# About this task:
Extract each line holding the word "name" from the entries.

# Stored data:
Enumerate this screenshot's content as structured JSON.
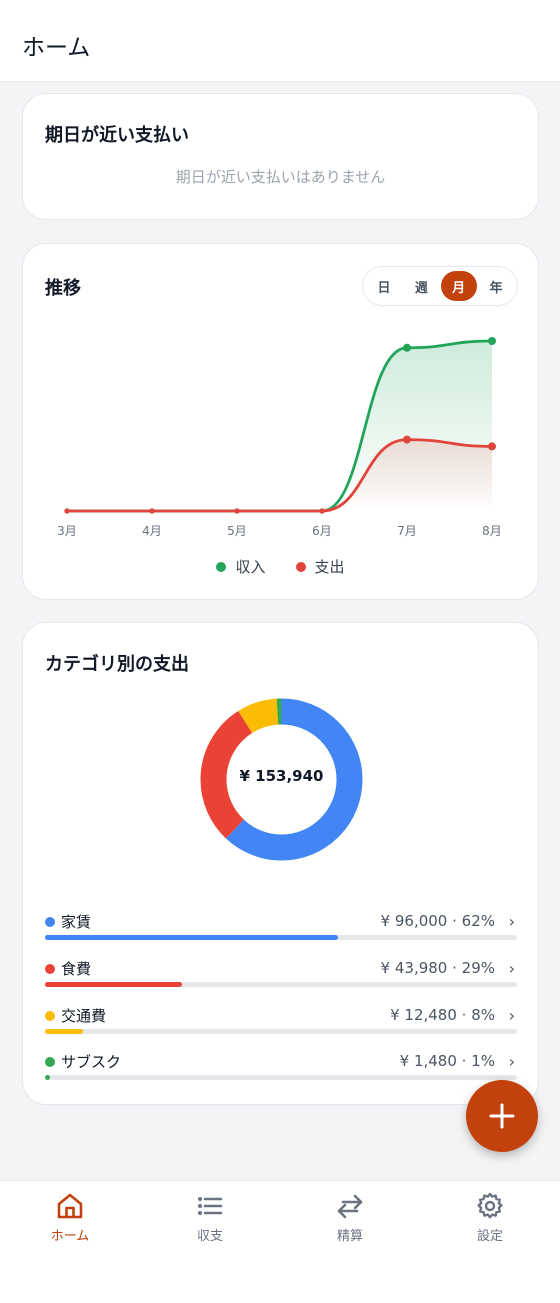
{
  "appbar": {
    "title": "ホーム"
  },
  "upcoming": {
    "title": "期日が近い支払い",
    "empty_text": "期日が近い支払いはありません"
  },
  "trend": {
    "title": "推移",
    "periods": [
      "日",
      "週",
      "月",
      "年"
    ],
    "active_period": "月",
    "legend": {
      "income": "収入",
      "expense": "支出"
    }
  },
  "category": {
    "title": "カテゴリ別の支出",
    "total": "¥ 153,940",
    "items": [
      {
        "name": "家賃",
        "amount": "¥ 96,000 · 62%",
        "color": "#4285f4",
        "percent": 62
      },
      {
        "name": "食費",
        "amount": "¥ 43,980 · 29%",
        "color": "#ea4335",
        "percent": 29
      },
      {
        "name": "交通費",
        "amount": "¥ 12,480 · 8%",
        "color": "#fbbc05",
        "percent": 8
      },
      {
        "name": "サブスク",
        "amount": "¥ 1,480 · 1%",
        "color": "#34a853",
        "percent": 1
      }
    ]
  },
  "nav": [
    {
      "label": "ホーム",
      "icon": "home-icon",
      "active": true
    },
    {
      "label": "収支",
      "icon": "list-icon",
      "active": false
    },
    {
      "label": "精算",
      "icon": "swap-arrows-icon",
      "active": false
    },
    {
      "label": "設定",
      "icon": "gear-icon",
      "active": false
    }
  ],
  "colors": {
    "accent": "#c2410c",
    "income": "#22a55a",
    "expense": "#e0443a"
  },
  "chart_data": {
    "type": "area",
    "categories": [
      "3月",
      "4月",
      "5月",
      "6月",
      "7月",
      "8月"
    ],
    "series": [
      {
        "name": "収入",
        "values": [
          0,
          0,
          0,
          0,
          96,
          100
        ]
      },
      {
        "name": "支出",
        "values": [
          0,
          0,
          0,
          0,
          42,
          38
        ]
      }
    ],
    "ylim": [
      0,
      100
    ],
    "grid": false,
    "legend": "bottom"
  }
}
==
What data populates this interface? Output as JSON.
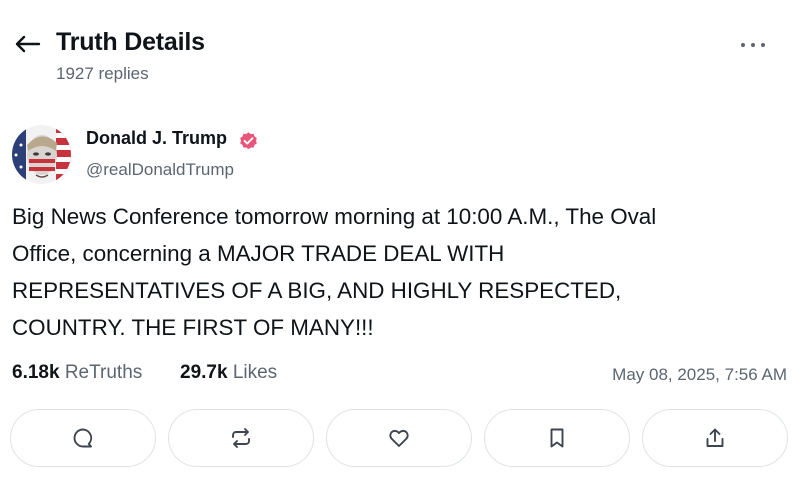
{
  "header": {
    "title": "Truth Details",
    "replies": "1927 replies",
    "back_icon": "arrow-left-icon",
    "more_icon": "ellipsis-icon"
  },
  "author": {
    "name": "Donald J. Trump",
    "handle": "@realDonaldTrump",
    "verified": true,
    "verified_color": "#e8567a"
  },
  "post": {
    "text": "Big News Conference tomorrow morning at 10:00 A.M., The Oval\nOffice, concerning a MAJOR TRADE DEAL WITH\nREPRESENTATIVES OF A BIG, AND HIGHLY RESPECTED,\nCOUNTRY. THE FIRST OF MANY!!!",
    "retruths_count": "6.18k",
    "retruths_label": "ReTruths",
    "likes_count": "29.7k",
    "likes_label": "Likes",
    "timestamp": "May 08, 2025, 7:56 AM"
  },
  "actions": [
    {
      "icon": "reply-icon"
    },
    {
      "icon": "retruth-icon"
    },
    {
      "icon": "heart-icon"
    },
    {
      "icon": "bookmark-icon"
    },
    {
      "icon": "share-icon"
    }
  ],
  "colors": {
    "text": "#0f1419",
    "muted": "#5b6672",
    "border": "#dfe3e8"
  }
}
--
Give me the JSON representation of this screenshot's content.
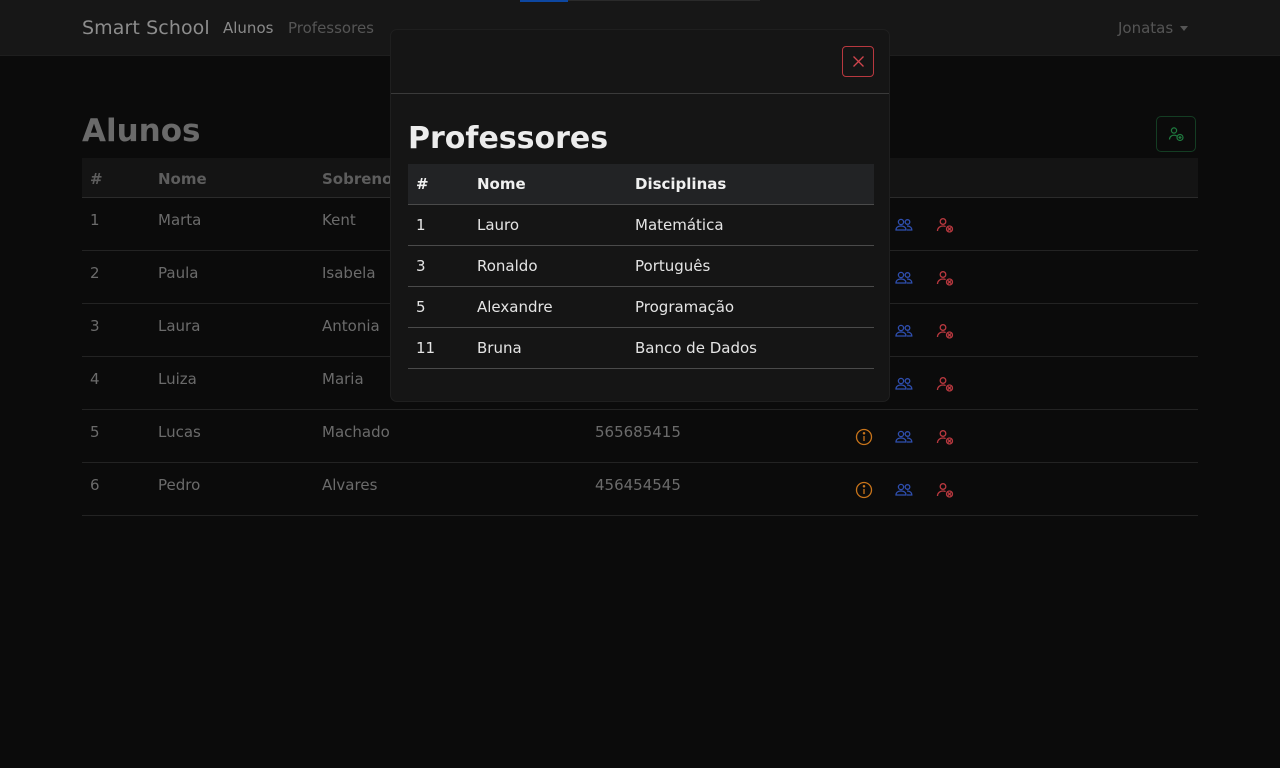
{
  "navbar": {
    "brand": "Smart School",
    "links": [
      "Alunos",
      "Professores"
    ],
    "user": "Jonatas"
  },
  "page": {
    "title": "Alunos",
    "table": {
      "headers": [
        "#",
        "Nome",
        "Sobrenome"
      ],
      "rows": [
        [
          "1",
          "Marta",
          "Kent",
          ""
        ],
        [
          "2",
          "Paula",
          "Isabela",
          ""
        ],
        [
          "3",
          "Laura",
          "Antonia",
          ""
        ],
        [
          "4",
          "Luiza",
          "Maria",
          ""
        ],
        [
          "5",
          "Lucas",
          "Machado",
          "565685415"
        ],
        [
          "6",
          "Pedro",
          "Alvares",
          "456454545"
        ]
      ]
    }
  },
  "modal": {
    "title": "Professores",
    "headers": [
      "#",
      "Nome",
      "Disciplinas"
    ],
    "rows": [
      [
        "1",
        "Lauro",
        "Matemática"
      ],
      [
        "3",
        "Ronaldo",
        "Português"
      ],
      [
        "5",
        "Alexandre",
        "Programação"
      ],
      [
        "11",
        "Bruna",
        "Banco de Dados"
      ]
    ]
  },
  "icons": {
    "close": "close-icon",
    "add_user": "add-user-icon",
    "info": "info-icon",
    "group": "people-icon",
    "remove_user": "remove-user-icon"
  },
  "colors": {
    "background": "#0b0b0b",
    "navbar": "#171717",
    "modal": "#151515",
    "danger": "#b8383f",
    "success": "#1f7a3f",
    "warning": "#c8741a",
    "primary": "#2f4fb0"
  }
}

# Task result:
        "name": "家賃",
        "name": "食費",
        "name": "交通費",
        "name": "サブスク",
        "name": "収入",
        "name": "支出",
    "name": "Donald J. Trump",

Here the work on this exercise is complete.